by Shane Vander Hart
In late May, the U.S. House of Representatives passed a bill that reauthorized the Child Abuse Prevention and Treatment Act (CAPTA) by a voice vote. The new version, H.R. 2480, the Stronger Child Abuse Prevention and Treatment Act sponsored by U.S. Rep. Kim Schrier, D-Wash., expands the current law’s abuse prevention outreach requirements to include “sexual and gender minority youth.”
CAPTA was first passed in 1974 and was last reauthorized in 2010. Since then, the law has been amended four times.
CAPTA provides federal funding and guidance to states in support with their child abuse prevention, assessment, investigation, prosecution, and treatment activities. Additionally, the law authorizes federal funding for public agencies and nonprofit organizations.
Under the current law, a state’s governor has to ensure that the state’s lead entity overseeing CAPTA grant recipients partners with individuals and organizations who have experience working with families with disabled children and disabled parents, and who are experienced with the state’s child abuse and prevention activities.

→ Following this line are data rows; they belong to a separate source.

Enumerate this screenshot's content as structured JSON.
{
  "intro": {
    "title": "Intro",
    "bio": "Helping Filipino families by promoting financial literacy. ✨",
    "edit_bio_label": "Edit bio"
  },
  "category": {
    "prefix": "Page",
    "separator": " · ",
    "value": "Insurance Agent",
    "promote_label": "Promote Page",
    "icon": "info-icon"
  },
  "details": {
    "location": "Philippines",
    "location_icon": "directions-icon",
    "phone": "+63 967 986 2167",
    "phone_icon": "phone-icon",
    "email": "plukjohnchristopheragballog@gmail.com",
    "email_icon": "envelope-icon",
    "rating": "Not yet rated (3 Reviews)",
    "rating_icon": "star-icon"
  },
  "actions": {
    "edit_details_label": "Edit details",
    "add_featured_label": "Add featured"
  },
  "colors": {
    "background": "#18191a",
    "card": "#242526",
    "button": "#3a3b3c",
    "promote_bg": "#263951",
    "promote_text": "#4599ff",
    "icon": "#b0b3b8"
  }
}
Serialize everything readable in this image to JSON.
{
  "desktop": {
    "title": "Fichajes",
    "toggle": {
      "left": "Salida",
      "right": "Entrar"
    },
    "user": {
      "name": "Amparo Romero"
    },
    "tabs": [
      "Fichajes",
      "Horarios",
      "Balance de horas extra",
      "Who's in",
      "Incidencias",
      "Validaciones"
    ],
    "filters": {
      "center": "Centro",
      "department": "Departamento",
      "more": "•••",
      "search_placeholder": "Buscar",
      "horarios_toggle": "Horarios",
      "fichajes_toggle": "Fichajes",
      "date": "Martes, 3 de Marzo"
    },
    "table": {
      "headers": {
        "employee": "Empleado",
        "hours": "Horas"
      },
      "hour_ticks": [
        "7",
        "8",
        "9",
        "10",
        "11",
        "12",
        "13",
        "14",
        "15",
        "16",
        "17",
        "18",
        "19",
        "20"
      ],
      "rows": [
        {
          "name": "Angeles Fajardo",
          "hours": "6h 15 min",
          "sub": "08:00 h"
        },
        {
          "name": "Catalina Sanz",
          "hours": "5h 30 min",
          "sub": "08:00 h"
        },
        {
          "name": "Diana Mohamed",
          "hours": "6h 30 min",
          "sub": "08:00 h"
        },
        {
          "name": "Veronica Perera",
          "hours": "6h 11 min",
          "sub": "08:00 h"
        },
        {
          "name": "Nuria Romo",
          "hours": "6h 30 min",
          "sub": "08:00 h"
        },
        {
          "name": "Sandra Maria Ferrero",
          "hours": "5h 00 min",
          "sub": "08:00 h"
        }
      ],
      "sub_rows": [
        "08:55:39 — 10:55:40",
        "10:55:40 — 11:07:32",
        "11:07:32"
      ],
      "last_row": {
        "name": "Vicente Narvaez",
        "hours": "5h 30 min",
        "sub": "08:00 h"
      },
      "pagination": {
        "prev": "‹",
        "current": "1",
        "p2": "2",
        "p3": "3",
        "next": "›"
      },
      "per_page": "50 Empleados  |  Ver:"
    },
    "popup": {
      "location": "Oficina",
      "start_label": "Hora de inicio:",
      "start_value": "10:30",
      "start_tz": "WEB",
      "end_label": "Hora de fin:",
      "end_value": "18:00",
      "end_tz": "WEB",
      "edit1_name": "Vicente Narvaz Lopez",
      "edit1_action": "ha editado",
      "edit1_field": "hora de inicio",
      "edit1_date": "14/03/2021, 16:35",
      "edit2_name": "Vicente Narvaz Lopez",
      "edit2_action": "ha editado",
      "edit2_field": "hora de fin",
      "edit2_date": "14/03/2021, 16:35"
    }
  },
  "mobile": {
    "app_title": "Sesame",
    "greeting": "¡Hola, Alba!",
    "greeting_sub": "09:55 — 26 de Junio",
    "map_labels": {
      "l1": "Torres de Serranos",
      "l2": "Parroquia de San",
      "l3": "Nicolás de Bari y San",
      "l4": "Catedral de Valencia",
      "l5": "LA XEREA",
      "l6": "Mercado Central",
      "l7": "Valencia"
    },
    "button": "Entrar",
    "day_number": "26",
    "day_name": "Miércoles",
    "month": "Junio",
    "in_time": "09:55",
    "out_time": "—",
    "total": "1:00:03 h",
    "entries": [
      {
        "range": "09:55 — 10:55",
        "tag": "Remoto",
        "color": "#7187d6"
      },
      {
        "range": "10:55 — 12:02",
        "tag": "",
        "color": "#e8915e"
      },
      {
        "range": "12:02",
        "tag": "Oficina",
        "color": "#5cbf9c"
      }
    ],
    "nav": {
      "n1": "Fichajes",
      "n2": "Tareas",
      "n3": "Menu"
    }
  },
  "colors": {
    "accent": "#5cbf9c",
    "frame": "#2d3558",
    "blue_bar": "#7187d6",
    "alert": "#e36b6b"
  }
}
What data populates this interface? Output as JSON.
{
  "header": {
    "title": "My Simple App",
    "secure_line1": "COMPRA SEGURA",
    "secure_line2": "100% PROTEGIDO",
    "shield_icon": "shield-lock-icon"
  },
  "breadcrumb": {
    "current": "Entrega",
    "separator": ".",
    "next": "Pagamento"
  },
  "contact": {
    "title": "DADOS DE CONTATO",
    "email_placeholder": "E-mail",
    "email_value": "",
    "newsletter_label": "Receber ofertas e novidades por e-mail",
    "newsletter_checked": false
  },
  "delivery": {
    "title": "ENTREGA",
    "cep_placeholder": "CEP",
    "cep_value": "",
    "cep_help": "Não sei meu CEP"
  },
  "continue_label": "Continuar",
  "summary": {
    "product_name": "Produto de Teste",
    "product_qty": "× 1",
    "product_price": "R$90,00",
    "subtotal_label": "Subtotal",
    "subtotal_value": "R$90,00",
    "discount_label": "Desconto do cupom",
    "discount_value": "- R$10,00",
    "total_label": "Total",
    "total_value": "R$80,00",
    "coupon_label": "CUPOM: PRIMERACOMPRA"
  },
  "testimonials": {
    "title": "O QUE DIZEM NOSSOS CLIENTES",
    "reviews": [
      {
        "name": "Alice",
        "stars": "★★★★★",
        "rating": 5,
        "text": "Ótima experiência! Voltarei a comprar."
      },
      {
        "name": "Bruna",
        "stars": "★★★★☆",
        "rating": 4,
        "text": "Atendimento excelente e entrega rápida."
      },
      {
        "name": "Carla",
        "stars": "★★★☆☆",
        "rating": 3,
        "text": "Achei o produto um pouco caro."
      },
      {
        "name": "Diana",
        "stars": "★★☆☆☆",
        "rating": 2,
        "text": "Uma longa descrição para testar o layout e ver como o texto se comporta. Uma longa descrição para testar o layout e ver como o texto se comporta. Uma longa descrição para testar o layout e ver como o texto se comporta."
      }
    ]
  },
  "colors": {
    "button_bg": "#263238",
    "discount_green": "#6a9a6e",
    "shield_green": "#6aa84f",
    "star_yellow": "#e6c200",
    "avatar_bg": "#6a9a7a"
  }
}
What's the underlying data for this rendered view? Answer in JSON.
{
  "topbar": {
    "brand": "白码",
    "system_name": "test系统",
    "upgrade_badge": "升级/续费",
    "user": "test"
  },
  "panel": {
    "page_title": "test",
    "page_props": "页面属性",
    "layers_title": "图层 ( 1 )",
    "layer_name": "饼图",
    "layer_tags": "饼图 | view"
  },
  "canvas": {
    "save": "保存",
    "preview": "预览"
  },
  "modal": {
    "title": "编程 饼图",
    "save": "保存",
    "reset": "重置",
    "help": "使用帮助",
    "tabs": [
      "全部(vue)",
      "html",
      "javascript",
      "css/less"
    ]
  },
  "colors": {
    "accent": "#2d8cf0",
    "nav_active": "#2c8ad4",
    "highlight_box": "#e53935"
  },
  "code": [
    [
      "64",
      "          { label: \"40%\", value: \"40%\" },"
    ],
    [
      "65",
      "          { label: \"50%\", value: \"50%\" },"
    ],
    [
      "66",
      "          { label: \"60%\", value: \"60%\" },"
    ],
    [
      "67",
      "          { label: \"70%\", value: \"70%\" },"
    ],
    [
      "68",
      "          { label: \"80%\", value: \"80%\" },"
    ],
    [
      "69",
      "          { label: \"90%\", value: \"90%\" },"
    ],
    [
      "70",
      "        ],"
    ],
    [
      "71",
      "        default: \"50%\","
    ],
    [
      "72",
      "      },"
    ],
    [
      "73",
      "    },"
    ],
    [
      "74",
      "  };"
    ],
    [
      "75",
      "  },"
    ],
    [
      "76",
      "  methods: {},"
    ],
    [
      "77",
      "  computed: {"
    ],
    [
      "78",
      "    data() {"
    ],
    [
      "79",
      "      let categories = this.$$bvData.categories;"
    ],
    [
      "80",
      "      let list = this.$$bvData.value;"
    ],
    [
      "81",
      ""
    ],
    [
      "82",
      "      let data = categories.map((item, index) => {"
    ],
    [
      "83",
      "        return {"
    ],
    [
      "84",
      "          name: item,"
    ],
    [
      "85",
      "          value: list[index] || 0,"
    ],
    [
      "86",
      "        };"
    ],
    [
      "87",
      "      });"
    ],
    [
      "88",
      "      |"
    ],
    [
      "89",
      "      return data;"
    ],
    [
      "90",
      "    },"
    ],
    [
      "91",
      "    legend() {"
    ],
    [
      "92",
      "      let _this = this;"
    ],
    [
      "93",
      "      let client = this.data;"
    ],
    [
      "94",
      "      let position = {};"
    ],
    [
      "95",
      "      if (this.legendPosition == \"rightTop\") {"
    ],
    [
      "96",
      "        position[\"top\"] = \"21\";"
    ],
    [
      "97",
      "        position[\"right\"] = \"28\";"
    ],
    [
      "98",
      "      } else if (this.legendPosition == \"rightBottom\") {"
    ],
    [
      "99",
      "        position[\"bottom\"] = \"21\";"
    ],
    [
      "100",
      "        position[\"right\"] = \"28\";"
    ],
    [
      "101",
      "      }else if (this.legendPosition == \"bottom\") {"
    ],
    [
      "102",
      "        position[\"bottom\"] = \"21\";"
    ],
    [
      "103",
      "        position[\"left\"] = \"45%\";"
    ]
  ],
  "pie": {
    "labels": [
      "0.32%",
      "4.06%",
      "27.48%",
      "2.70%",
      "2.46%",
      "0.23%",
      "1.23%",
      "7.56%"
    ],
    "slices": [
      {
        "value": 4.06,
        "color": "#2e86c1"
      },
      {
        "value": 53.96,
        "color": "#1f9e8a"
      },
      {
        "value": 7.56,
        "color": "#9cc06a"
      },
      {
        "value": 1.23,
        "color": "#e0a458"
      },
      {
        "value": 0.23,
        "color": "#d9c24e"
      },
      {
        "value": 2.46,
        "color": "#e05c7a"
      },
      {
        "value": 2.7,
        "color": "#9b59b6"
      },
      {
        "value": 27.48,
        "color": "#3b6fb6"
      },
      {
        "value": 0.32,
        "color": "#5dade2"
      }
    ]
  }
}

H.R. 2480 strikes the original language. It expands the groups which a state’s lead entity (usually the state’s child welfare or human services department) must partner with, including among them individuals and organizations who are experienced working with low-income families, racial and ethnic minorities, families with children or caregivers with disabilities, sexual and gender minority youth, and with victims of domestic violence.
The Center for Disease Control and Prevention defines “sexual minority” youth as those who are gay, lesbian, and bisexual. They also included transgender persons in that definition. The bill requiring the lead agency to integrate its child abuse and neglect prevention and treatment efforts with those who are experienced with “sexual and gender minority youth” is problematic for two reasons.
The bill further states that the lead entity “will take into consideration access for diverse populations and unmet need when distributing funds to local programs.”
If a state does not have programming focused on LGBT youth, guess where the funding focus will be? Who will be the recipients of funding or the groups with whom the state “integrates their efforts?”
From what we see at the federal level, these will only be groups who believe one’s sexual orientation and gender identity are immutable.
CDC links to NCTE’s resource “Know Your Rights – Health Care,” which says, “(I)t is illegal discrimination for your health insurance plan to refuse to cover medically necessary transition-related care.”
They also describe age limits on various treatments as “arbitrary.”
Contrary to what the Left says, the debate over what is “medically necessary” for those with gender dysphoria is far from settled, but it is unlikely states will partner with organizations with a different perspective.
In fact, 16 states and the District of Columbia and over 40 cities and counties have already implemented “conversion therapy” bans that are so broad they include “talk therapy,” a common counseling technique.
What about parents who do not want to put their child diagnosed with gender dysphoria on puberty blockers, cross-sex hormones, or object to sex reassignment surgery? What if parents want their child to reconsider their sexual orientation in adherence to their faith?
Many LGBT advocates — some of the very same advocates who will partner with states under this law — consider that abusive.
We don’t have to imagine this; it has already happened in Ohio. A judge in Cincinnati terminated the parental rights of a couple who were charged with child abuse because they objected to testosterone treatments for their daughter.
There was also a bill offered in Nebraska this year that attempted to include subjecting a child to conversion therapy in the state’s legal definition of child abuse (fortunately it was withdrawn).
Will parents who want to encourage “watchful waiting” be labeled as abusive even though studies have shown 80 to 95 percent of children diagnosed with gender dysphoria eventually accept their biological sex?
Ideally, since the H.R. 2480 touts evidence-based practices, they should utilize comprehensive research on family structure and address the population most at risk of child abuse and neglect — children in unstable families. Emilie Kao and Nicolas Marr of the Heritage Foundation recently pointed out in their critique of this bill that children living in single-parent households with an unmarried partner were sexually abused at a rate nearly 20 times higher than children living with their married biological parents. Yet H.R. 2480 says nothing about that group of kids.
Better still, bills that are not reauthorized by Congress should sunset. I’m tired of federal programs existing in perpetuity even after their reauthorization deadline has passed. That, unfortunately, is unlikely. Pragmatically, while parental rights concerns exist with the current law, a clean bill similar to what was offered in 2010 is preferable to what the House passed.